The city of Boston exemplifies its incredible wealth of diversity within the fabric of its own distinctive neighborhoods. From the sumptuous Italian atmosphere of the North End to the vintage charm of Beacon Hill and the yacht-lined waterfront of the Seaport, Boston’s cultural heterogeneity is its crown jewel.
Yet, how do we define the West End? What are its boundaries, its attractions, its personality? To understand these questions, we first need to look back on the history of the neighborhood. The West End was developed in the late 18th century when Boston’s North End and Waterfront districts were becoming overcrowded. Architect Charles Bulfinch, famous for designing the Massachusetts State House and Faneuil Hall, was responsible for much of the West End’s development, helping it grow into a melting pot for low-income immigrants.
By the 1960s, most West End residences were bulldozed and replaced with residential high rises, displacing thousands of residents who could not afford the new homes. The neighborhood failed to prosper following its period of urban renewal. Once a bustling community, the West End had become secluded and unfamiliar.
However, recent and upcoming developments are looking to give the neighborhood a much-needed facelift. Let’s take a look at the new urban renewal initiative coming to the West End.
At the tip of Rose Kennedy Greenway and historic Bulfinch Triangle, 1 Canal Street offers 310 luxury studio, 1-, 2- and 3 bedroom apartments and penthouses as well as 147 parking spaces and ground-floor retail space. The residences connect the North and West End neighborhoods through its nearby transportation systems – the Central Artery and MBTA Green and Orange lines. Every apartment offers oversized windows with sweeping city views, hardwood flooring and high ceilings. Amenities abound, conveniences include a rooftop social lounge with a heated swimming pool, cabanas, a movie theater, sprawling fitness center and courtyard.
Thoughtfully restored from the original Forecaster Rain Coat factory, Forecaster 121 is a boutique condominium building combining modern finishes and amenities with historic period details. Each of the 80 condominium homes presents intriguing design details including exposed brick walls, Juliette balconies, private terraces, and loft-style elements. These sleek and trendy residences bring about a new flair to West End’s Bulfinch Triangle.
As of late January, ground has been broken for an enormous project along Causeway Street. The massive development, called The Hub on Causeway, will include a residential tower, hotel, Boston’s largest supermarket, movie theater, office space, parking and retail/restaurant space. The complex will also introduce a new entrance into TD Garden, home of the Bruins and Celtics, as well as transit improvements to North Station. Anticipated completion of its first phase is set for late 2018. Phase Two, comprised of a 440-unit, 38-story residential tower, as well as a 10-story hotel with 260 rooms, is likely to be finished the following year.

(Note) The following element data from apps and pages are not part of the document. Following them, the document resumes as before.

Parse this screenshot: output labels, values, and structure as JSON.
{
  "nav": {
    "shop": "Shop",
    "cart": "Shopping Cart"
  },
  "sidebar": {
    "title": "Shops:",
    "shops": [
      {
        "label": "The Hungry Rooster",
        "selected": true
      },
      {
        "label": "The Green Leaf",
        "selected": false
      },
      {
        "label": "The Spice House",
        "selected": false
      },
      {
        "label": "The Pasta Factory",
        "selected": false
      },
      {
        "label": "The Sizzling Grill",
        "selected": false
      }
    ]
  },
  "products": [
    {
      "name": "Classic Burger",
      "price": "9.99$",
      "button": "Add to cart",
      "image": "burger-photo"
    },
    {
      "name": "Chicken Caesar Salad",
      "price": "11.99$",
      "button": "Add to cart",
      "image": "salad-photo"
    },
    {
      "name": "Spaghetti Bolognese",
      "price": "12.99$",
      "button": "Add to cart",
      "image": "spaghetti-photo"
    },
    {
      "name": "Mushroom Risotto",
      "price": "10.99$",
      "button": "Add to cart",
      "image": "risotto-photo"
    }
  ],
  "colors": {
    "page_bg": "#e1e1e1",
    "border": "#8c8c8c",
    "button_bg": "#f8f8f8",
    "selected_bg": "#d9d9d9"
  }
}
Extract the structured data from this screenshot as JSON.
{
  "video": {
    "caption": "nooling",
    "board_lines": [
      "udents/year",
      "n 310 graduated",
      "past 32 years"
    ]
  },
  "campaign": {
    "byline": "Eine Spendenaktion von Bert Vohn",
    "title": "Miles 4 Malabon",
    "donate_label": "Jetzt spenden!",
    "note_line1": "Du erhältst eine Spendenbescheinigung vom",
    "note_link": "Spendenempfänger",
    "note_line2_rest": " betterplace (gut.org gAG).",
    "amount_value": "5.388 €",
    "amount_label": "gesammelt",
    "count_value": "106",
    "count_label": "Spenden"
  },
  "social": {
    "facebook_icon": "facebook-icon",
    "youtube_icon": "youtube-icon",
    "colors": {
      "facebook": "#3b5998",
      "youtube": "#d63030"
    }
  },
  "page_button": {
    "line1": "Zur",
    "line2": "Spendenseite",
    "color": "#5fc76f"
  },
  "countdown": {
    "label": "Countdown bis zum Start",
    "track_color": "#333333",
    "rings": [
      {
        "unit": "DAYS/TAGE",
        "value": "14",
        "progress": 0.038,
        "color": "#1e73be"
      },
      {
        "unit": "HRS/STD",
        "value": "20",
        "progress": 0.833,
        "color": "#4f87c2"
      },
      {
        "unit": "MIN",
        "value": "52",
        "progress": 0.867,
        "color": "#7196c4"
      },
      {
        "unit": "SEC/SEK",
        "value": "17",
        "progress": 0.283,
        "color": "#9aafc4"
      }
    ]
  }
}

Equity Residential, a Chicago-based real estate investment trust, have been received approval for its redevelopment of a 650-space four-story parking deck alongside TD Bank. The Garden Garage will be demolished and replaced with a 482-unit, 44-story residential tower, along with an 830-space below-grade parking deck, 18,000 sq. ft. of resident amenities, and more than 2,000 sq. ft. of ground-floor retail space. Construction is expected to begin in the summer of 2016, and wrap up mid-2019.
Avalon North Station, the 38-story, 503-unit residential tower construction along Nashua Street, is quickly nearing completion. Upon completion, the luxury high-rise will be one of the tallest buildings in Boston, adjacent to the North Station transportation hub and TD Garden. A pedestrian mall is planned for the buildings based, featuring shops, restaurants and cafes. Avalon North Station will be the ideal residence for those who enjoy the excitement and ambiance of the North End. Completion is slated for June 2016.
All of these residences will bring about a new era of habitability to the West End. Further, there are many plans for office and retail space undergoing approval at the Boston Redevelopment Authority. We are looking forward to the West End returning to its former glory in upcoming years. See below for Bushari’s map of upcoming residences around the West End neighborhood.
Images courtesy of Boston Redevelopment Authority.